A development economist who studies hiring practices through the lens of political structures is the latest addition to the Haas faculty.
Xu earned his doctorate in economics earlier this year from the London School of Economics. While there, he won both the Class Teacher Award in 2017 and the Royal Economic Society Junior Fellowship in 2016. He also holds master’s degrees in both economics and development studies from LSE. Prior to moving to London, Xu earned a BS in Economics at the Humboldt-Universität in Berlin.
Xu has served as a consultant to the Asian Development Bank, the World Bank, and the Bank of England.
A passion for development economics
Xu’s main research interest is development economics, and he says that understanding the organization of the public sector is key to understanding how an economy performs. “I’ve always wanted to understand why one country is rich and another is poor,” he said. Xu’s work explores how hiring and promotion rules in the public sector affect the business environment and economic performance.
For his studies, Xu leverages unique events in history.
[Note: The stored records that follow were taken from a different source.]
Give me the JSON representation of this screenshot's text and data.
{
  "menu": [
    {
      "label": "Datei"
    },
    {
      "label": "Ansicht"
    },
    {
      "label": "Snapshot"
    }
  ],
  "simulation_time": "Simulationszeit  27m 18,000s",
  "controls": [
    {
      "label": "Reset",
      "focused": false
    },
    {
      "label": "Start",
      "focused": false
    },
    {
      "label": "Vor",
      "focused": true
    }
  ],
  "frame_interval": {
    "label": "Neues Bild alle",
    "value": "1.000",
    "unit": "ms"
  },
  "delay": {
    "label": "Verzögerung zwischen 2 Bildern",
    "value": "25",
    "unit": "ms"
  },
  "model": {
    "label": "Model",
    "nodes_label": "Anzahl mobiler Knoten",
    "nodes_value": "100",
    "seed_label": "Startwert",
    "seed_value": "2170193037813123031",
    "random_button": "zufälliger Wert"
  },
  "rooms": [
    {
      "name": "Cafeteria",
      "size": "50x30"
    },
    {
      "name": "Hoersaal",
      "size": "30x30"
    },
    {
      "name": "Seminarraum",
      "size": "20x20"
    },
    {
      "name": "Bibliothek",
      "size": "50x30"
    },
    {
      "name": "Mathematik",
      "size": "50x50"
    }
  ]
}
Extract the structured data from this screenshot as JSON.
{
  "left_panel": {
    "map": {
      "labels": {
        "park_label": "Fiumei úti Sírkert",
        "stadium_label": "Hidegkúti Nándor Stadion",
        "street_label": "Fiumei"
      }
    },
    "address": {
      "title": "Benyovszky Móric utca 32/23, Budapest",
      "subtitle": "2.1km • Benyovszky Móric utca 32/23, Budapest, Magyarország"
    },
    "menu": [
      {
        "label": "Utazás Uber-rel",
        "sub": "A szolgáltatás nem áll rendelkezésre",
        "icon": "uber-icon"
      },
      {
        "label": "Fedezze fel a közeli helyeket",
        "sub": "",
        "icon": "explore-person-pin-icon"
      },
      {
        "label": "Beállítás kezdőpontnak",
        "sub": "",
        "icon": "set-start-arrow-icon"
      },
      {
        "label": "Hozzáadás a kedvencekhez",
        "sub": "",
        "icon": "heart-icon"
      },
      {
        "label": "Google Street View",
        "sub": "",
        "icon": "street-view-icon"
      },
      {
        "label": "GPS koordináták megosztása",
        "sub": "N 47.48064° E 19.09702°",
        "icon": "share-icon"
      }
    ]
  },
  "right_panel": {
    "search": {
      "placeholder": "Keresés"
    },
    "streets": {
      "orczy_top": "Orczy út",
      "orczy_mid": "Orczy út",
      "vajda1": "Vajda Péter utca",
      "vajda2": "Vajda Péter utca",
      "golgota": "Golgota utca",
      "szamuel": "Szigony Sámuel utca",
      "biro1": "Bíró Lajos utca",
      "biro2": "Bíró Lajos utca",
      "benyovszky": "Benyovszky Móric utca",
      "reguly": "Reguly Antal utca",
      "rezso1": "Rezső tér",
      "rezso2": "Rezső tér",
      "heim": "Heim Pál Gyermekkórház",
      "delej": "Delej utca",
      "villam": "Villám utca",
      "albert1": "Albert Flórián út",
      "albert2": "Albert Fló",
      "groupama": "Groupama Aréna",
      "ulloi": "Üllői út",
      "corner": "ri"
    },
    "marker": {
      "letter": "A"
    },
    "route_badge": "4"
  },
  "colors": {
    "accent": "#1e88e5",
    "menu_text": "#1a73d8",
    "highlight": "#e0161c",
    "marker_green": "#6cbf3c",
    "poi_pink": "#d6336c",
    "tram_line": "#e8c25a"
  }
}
In his paper The Costs of Patronage: Evidence from the British Empire, he combed through historical personnel records and public finance data from the colonial administration to study “the inner workings of a bureaucracy that controlled close to a fifth of the earth’s land mass at its peak.” The data allowed him to study how promotion rules codified by the British to build their global empire shaped the development of modern states.
Prof. Ernesto Dal Bó, also of the Business & Public Policy Group, called the amount of data Xu examined “staggering,” and said that the results put him on the map in his field as a rising star. “He had to go and hand-collect from the archives massive amounts of data, reconstructing the empire colony by colony, year by year, finding out who the colonial minister was. He had to reconstruct the histories of all these patronage networks.”
But the careful archival work was only a first step, Dal Bó said. Using his knowledge of the history of the British Empire, Xu’s goal was to develop clever tests that would allow him to prove that the personnel institutions of the Empire played a causal role in individual careers as well as colonial outcomes. “The triple combo of data collection, historical knowledge, and empirical research design allow Guo’s work to push the social science frontier world-wide,” Dal Bó said.
His findings showed that patronage networks may have benefited an elite circle of governors who secured their promotions through their social connection to the colonial minister–but this hurt economic performance as these governors performed adversely; colonies saw their tax collection and investments drop under connected governors.
Dal Bó said the paper’s themes are timely, considering the debate over patronage versus meritocracy in government hiring that persists today. “These issues were important before and now one also perceives a concern. This is now household conversation.”
Xu said he was drawn to Haas for its culture and its strong public policy research, including the groundbreaking work of Dal Bó on political economy and Assoc. Prof. Noam Yuchtman’s expertise in political behavior and the labor market.
He’s recently begun collaborating with Asst. Prof. Raúl Sánchez de la Sierra on a project about talent retention in developing countries.
Xu said he’s looking forward to teaching. “It’s a good way to stay up to date and to see yourself developing over time,” he said. “You have to think things through in order to teach them, through the whole experience of preparing and interacting with students.”